Page 5 of the Emancipation Proclamation, from the National Archives (see footnote 1)

Page 5 of the Emancipation Proclamation, from the National Archives (see footnote 1)

The Proclamation includes the States of Arkansas, Texas, and Louisiana, except the parishes of St. Bernard, Plaquemines, Lafourch[e], St. Mary, St. Martin, and New Orleans, including the city of New Orleans; also Mississippi, Alabama, Florida, Georgia, South Carolina, North Carolina and Virgina, except the forty eight counties designated as Western Virgina, and also the counties of Bermuda, Portsmouth, etc, which excepted parts are for the present left precisely as if this proclamation were not issued, and by virtue of the power, and for the purpose aforesaid, I order and declare that all persons held as slaves within the designated States and parts of the States are and hence shall be free, and that the Executive Government of the United States, including the military and naval authorities thereof will recognize and maintain the freedom of said persons, and I hereby enjoin upon the people so declared to be free, to abstain from all violence unless in necessary self-defense, and I recommend to them that in all cases, when allowed, they labor faithfully for reasonable wages, and I further declare and make known that such persons of suitable condition will be receive into the armed service of the United States to garrison forts, positions, stations, and other places, and to man vessels of all sorts in said service, and upon this proclamation, sincerely made as an act for justice warranted by the constitution upon military necessity I invoke the gracious favor of Almighty God  and the considerate judgment of mankind.  In witness whereof I have hereunto set my hand and caused the seal of the United States to be affixed.

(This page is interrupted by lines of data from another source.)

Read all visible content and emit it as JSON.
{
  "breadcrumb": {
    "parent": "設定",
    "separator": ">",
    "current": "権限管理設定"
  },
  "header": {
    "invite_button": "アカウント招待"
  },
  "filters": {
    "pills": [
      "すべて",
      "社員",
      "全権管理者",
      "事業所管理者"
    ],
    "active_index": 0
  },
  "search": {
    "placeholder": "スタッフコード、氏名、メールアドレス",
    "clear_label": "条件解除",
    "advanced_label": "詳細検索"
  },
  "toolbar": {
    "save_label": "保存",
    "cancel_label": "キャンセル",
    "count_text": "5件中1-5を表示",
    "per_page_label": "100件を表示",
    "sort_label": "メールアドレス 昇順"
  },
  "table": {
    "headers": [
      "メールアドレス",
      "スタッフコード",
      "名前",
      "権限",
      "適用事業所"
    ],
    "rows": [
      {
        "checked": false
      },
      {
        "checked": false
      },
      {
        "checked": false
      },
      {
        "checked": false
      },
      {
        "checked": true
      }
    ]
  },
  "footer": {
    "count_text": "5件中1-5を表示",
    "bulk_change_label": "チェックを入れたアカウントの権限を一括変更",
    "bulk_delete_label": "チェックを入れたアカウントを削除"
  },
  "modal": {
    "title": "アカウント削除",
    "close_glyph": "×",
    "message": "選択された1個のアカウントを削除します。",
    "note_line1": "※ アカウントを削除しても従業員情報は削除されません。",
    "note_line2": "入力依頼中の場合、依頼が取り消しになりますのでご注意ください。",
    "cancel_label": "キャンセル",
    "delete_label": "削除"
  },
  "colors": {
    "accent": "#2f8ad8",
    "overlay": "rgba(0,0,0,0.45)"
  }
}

Done at the city of Washington, this first day of January, in the year of our Lord 1863, and of the Independence of the United States the 87th.

(Signed) ABRAHAM LINCOLN.
By the President,

WM. H. SEWARD,
Secretary of State.

1.  The U.S. National Archives and Records Administration (NARA) features the Emancipation Proclamation on its website. The website explains, “The original of the Emancipation Proclamation of January 1, 1863, is in the National Archives in Washington, DC. With the text covering five pages the document was originally tied with narrow red and blue ribbons, which were attached to the signature page by a wafered impression of the seal of the United States. Most of the ribbon remains; parts of the seal are still decipherable, but other parts have worn off.” The wafered impression of the U.S. seal is that “blob” you see on page 5 of the Proclamation.

No comments yet

Leave a Reply

Fill in your details below or click an icon to log in:

WordPress.com Logo

You are commenting using your WordPress.com account. Log Out / Change )

Twitter picture

You are commenting using your Twitter account. Log Out / Change )

Facebook photo

You are commenting using your Facebook account. Log Out / Change )

Google+ photo

You are commenting using your Google+ account. Log Out / Change )

Connecting to %s

Follow

Get every new post delivered to your Inbox.

Join 284 other followers

%d bloggers like this: